The basis of the entire film is grounded in reality– a man who accidentally gets his girlfriend pregnant is forced to deal with the harsh circumstances of raising a child with someone he does not truly love. What makes it special is the altered state of the material. For example, in the dinner scene the absurdity acts as more of a introduction to the world rather than a source of fear. Through the film, the relatable, yet fear mongering situations continue for Henry as his child comes out as a borderline monster. This display of clear animosity and fear for his new born child, coupled with the isolation Henry feels due to the lack of affection for his girlfriend, leaves the viewer feeling very lonely. The life that the film’s subject reacts to with normalcy is surreal to us, and this distinction (while still remaining grounded– unlike some of Lynch’s short films) is able to create a black and white experience that nightmares consist of. Continuing through a dream-like state, Henry fantasizes about the ‘woman in the radiator,’ which is a hotly debated icon in this cult horror film; much like every mystery planted by Eraserhead.

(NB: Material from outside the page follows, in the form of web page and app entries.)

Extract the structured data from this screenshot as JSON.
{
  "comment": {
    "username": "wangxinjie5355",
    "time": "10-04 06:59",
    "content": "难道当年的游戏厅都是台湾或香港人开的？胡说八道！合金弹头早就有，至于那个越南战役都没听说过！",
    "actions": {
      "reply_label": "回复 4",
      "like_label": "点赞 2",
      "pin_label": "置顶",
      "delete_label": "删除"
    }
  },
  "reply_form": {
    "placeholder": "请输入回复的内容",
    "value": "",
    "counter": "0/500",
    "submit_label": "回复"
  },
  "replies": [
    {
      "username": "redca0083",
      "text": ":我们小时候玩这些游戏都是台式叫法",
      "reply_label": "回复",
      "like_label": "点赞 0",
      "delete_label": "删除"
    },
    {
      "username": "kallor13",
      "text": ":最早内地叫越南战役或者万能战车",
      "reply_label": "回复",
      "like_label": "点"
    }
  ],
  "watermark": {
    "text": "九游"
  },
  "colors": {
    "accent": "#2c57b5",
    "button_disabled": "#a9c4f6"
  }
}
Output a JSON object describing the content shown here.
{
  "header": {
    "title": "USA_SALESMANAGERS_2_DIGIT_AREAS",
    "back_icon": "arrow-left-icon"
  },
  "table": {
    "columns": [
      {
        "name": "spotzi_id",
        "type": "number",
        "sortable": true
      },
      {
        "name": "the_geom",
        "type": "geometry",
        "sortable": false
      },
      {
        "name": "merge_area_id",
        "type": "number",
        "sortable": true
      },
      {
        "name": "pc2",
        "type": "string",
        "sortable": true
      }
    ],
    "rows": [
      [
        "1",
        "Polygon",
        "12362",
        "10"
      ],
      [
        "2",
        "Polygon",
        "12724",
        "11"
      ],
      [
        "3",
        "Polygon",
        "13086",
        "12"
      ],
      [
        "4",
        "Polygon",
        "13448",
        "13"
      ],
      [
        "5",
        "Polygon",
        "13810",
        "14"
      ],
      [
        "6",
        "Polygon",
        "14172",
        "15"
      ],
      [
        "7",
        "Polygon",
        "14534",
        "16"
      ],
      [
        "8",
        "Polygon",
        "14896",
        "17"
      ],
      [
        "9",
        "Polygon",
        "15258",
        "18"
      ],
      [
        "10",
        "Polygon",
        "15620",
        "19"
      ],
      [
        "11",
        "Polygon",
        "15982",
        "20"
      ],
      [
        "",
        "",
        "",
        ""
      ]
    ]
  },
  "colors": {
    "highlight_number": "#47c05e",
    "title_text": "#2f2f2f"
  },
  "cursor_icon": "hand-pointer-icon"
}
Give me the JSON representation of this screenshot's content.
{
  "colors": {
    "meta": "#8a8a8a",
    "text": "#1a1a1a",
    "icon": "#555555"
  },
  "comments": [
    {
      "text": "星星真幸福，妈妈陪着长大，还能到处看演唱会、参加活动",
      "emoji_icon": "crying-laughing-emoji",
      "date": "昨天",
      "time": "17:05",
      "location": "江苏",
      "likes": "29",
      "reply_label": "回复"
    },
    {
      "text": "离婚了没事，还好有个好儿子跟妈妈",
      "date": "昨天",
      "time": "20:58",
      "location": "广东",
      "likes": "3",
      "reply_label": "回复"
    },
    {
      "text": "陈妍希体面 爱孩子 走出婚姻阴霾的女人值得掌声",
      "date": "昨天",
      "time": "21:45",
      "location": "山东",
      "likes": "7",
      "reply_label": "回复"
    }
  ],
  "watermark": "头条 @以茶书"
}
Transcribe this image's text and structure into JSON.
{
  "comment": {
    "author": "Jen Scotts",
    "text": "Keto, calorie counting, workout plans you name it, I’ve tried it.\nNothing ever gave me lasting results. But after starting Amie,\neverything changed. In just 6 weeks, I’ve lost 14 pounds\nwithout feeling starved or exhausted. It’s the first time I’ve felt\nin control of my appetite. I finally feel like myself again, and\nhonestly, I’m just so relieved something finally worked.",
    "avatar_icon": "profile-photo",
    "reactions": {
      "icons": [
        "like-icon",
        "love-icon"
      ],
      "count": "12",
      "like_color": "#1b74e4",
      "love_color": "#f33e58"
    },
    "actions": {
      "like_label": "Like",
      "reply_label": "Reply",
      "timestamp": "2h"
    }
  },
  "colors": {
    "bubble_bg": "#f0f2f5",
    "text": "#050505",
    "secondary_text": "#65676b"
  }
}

The Mystery surrounding Eraserhead has helped to create its cult standing.
Upon its release in 1977, David Lynch was a relatively unknown. He only had two previous short films under his belt, and most noticeably known for The Grandmother (1970). After receiving a grant from the American Film Institute, Lynch was given the ability to create short films, and eventually, a budget for a feature. The project Lynch had in mind was so out there and bizarre, only he could have made it. Lynch has chosen to keep the secrets and unresolved fan theories regarding the film as a mystery, which has ultimately created a cult following that loves to break down the world.
Even with production design choices, the secrets are kept tight lipped. Regarding the fetus, it is rumored that Lynch used an undeveloped cow fetus (as well as a skinned rabbit) to portray the deformed child of Henry’s, but Lynch (or anyone on set) has yet to reveal what the creature truly was. Lynch also refuses to address any theories about the film, which allows the viewer to make their own interpretation of the horror. The production time and budget was also a large mystery, as development took four years (after the construction of sets) and featured multiple financial backers. These financial backers included filmmaker Terrance Malick, who upon screening the film for a potential investor, was greeted by the film being called “bullshit.” When it was released, Eraserhead was thought to be a “midnight” movie of sorts, without any sort of real expectation. The result was filmmakers being blown away, as well as John Waters and Stanley Kubrick offering their acclaim for the film. The success and obvious auteur vision of David Lynch, displayed with his feature debut, led him to his first big budget project, The Elephant Man (1980); and he even received an offer to direct Star Wars Episode VI: Return of the Jedi (1983); which he turned down.
David Lynch was rumored, by his own daughter, to have been inspired to make this film by his fear of being a father, and the club foot defect his daughter was born with. This is fitting as David Lynch actually had to live on set for a year when the films budget began to run dry. Acclaimed by some of the greatest filmmakers of all time, Eraserhead still stands as a cult classic shrouded with mystery. The black and white high contrast display of a bizarre version of reality has left a resonating feeling with viewers and filmmakers alike. Even Stanley Kubrick had a deep appreciation for the film as he left it on replay on the set of The Shining (1980) in order to get the cast in the mood to shoot a horror film. The thing about Eraserhead is that it has to be viewed multiple times because the first viewing often goes over a viewer’s head, but like an onion, the film has layers that needs to be carefully deconstructed and examined. Whether the eerie hymns of the the woman in the radiator or the dismembered fetus plaguing Henry’s dreams, the blurred line of reality and art-house surrealism displayed by Lynch served as inspiration for both the horror genre and films as a whole.